It’s Feb. 1, 1898. A year earlier, Michigan had achieved its modern arrangement of 83 counties with the return of Isle Royal to Keweenaw County.
Ransom Olds had formed Olds Motor Works. William McKinley is president. Hazen S. Pingree is governor of Michigan.
That February day, a group of men gathered in the Senate chamber of the State Capitol. They were members of county boards of supervisors, the precursors to today’s county commissioners. They moved to form a five-member committee to study the creation of a permanent organization, the State Association of Supervisors of Michigan — then adjourned for dinner.
And so began the history of what today is the Michigan Association of Counties.

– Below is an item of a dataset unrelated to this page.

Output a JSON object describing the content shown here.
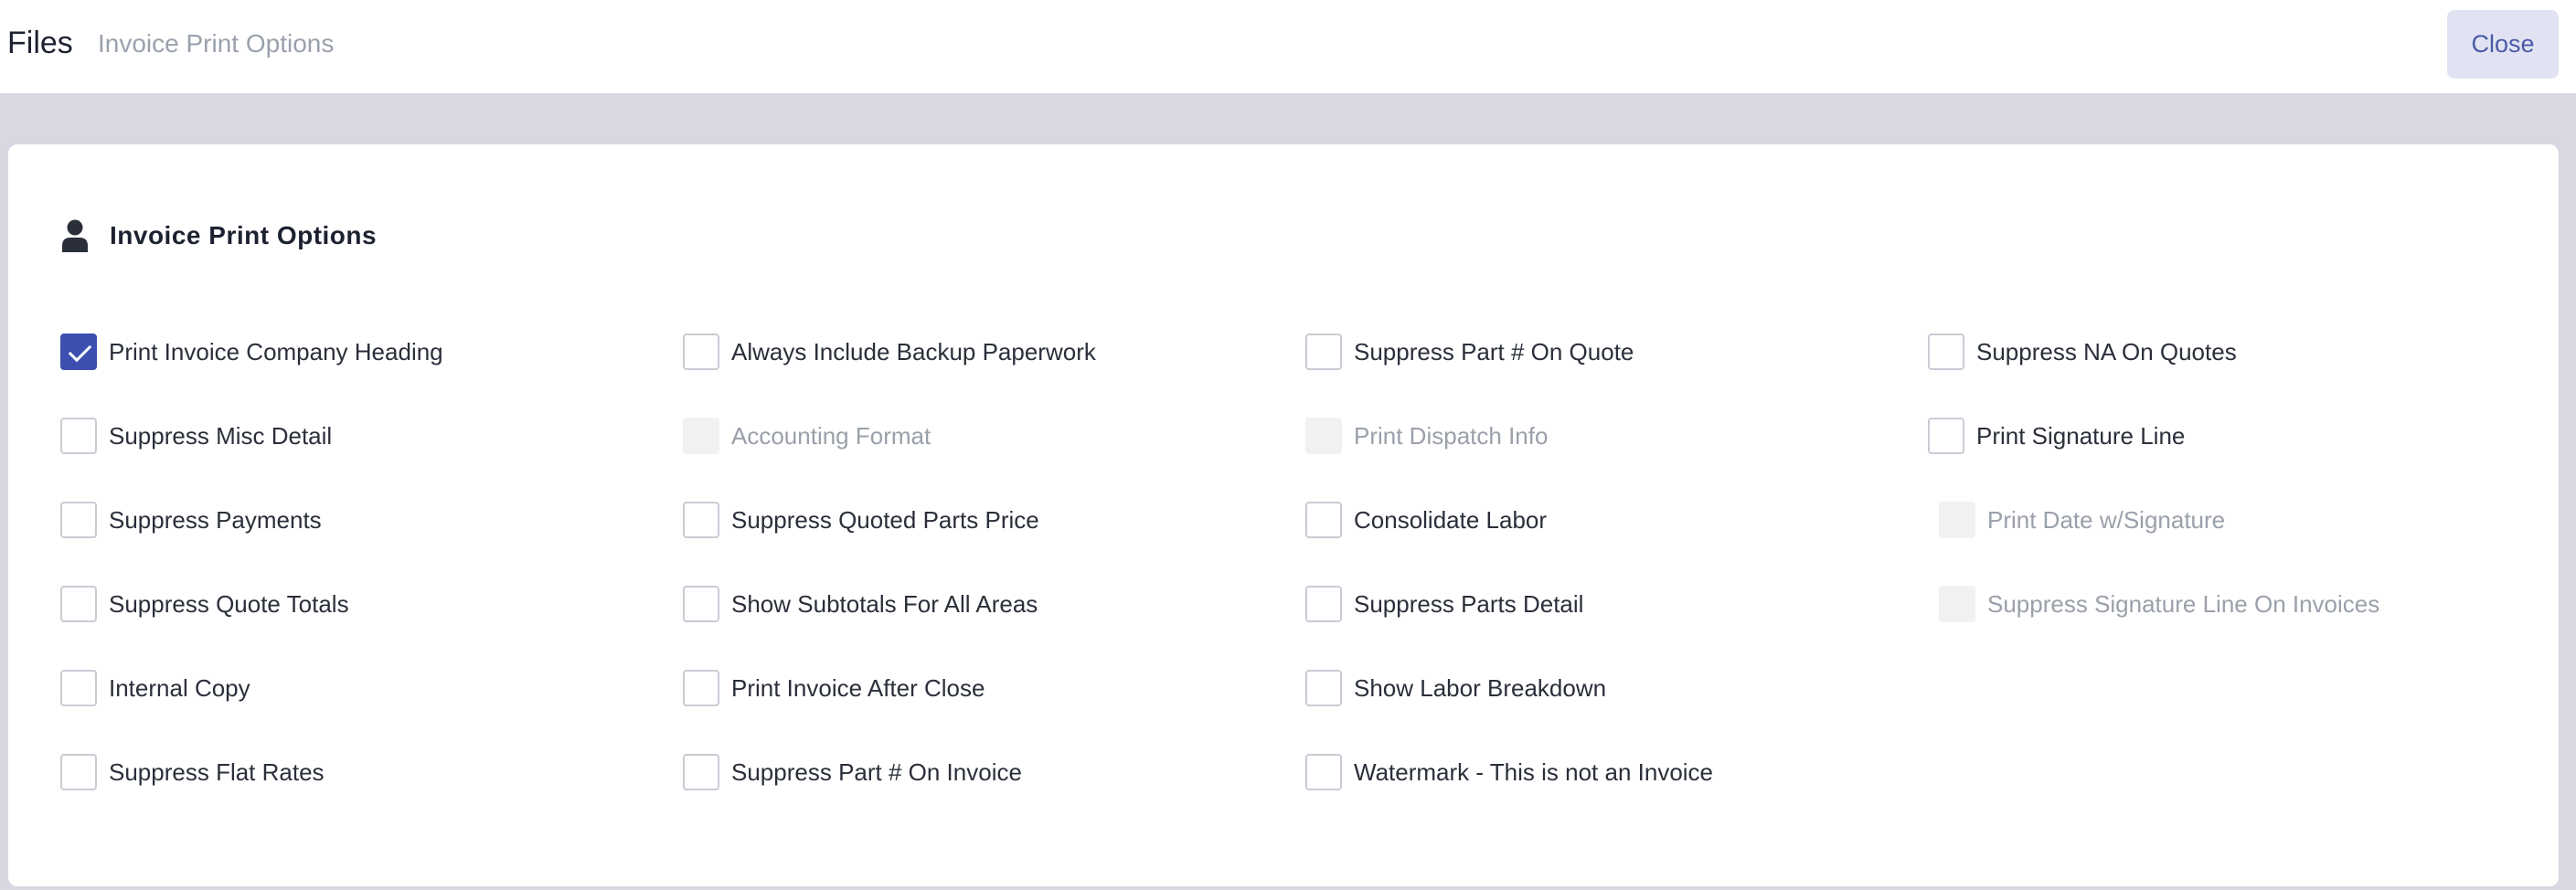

Some things haven’t changed since then. Michigan still has 83 counties, from Monroe to Keweenaw, St. Joseph to Chippewa. We still have our scenic coastlines, our forests and our reputation for making things.
The challenges of county government, though, those are quite different in the 21st century, and remind us of the wisdom of our forefathers who created an organization, “which shall be perpetual,” they wrote, so citizens elected to lead their counties could gather to learn from and aid each other.
In the coming year, MAC will be celebrating this 120th anniversary with special reports and other events. Stay tuned to micounties.org for updates.